[[ MATERIAL FOR THE TASK open ]]

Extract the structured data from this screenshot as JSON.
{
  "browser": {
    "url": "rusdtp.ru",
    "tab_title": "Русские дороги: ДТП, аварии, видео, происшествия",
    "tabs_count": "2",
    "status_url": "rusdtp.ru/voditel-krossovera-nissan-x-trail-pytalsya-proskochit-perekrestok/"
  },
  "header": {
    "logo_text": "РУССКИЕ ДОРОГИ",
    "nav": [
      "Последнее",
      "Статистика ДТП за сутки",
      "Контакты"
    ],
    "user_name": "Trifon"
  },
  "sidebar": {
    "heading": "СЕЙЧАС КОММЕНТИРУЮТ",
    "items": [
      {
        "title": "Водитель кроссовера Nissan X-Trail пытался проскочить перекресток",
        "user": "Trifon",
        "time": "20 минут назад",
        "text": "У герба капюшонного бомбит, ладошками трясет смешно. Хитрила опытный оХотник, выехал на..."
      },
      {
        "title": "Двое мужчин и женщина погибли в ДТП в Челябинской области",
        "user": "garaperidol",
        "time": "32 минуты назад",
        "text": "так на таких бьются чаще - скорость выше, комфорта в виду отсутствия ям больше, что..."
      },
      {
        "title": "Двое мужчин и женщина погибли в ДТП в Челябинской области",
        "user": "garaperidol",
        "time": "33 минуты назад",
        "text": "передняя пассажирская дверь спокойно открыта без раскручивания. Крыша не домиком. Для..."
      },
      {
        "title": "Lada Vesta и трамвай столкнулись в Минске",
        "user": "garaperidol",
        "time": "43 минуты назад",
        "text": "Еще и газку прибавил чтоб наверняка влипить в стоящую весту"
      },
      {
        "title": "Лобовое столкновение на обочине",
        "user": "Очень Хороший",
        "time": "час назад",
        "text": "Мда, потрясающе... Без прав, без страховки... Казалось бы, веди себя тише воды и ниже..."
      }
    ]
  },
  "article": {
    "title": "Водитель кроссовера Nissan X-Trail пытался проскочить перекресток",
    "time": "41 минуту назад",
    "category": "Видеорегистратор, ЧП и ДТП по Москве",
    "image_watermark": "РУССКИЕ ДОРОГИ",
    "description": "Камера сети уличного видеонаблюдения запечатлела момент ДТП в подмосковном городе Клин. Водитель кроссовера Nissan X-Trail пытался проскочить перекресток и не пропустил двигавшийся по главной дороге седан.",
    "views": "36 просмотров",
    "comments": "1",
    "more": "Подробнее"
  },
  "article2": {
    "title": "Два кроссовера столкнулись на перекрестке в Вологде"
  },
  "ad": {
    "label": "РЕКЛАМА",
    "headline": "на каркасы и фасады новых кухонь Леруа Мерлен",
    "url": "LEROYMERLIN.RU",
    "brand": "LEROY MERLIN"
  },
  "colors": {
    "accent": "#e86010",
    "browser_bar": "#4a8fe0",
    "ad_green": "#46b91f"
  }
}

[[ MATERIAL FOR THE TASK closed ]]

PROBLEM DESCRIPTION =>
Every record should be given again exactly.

REPLY =>
Extract the structured data from this screenshot as JSON.
{
  "browser": {
    "url": "rusdtp.ru",
    "tab_title": "Русские дороги: ДТП, аварии, видео, происшествия",
    "tabs_count": "2",
    "status_url": "rusdtp.ru/voditel-krossovera-nissan-x-trail-pytalsya-proskochit-perekrestok/"
  },
  "header": {
    "logo_text": "РУССКИЕ ДОРОГИ",
    "nav": [
      "Последнее",
      "Статистика ДТП за сутки",
      "Контакты"
    ],
    "user_name": "Trifon"
  },
  "sidebar": {
    "heading": "СЕЙЧАС КОММЕНТИРУЮТ",
    "items": [
      {
        "title": "Водитель кроссовера Nissan X-Trail пытался проскочить перекресток",
        "user": "Trifon",
        "time": "20 минут назад",
        "text": "У герба капюшонного бомбит, ладошками трясет смешно. Хитрила опытный оХотник, выехал на..."
      },
      {
        "title": "Двое мужчин и женщина погибли в ДТП в Челябинской области",
        "user": "garaperidol",
        "time": "32 минуты назад",
        "text": "так на таких бьются чаще - скорость выше, комфорта в виду отсутствия ям больше, что..."
      },
      {
        "title": "Двое мужчин и женщина погибли в ДТП в Челябинской области",
        "user": "garaperidol",
        "time": "33 минуты назад",
        "text": "передняя пассажирская дверь спокойно открыта без раскручивания. Крыша не домиком. Для..."
      },
      {
        "title": "Lada Vesta и трамвай столкнулись в Минске",
        "user": "garaperidol",
        "time": "43 минуты назад",
        "text": "Еще и газку прибавил чтоб наверняка влипить в стоящую весту"
      },
      {
        "title": "Лобовое столкновение на обочине",
        "user": "Очень Хороший",
        "time": "час назад",
        "text": "Мда, потрясающе... Без прав, без страховки... Казалось бы, веди себя тише воды и ниже..."
      }
    ]
  },
  "article": {
    "title": "Водитель кроссовера Nissan X-Trail пытался проскочить перекресток",
    "time": "41 минуту назад",
    "category": "Видеорегистратор, ЧП и ДТП по Москве",
    "image_watermark": "РУССКИЕ ДОРОГИ",
    "description": "Камера сети уличного видеонаблюдения запечатлела момент ДТП в подмосковном городе Клин. Водитель кроссовера Nissan X-Trail пытался проскочить перекресток и не пропустил двигавшийся по главной дороге седан.",
    "views": "36 просмотров",
    "comments": "1",
    "more": "Подробнее"
  },
  "article2": {
    "title": "Два кроссовера столкнулись на перекрестке в Вологде"
  },
  "ad": {
    "label": "РЕКЛАМА",
    "headline": "на каркасы и фасады новых кухонь Леруа Мерлен",
    "url": "LEROYMERLIN.RU",
    "brand": "LEROY MERLIN"
  },
  "colors": {
    "accent": "#e86010",
    "browser_bar": "#4a8fe0",
    "ad_green": "#46b91f"
  }
}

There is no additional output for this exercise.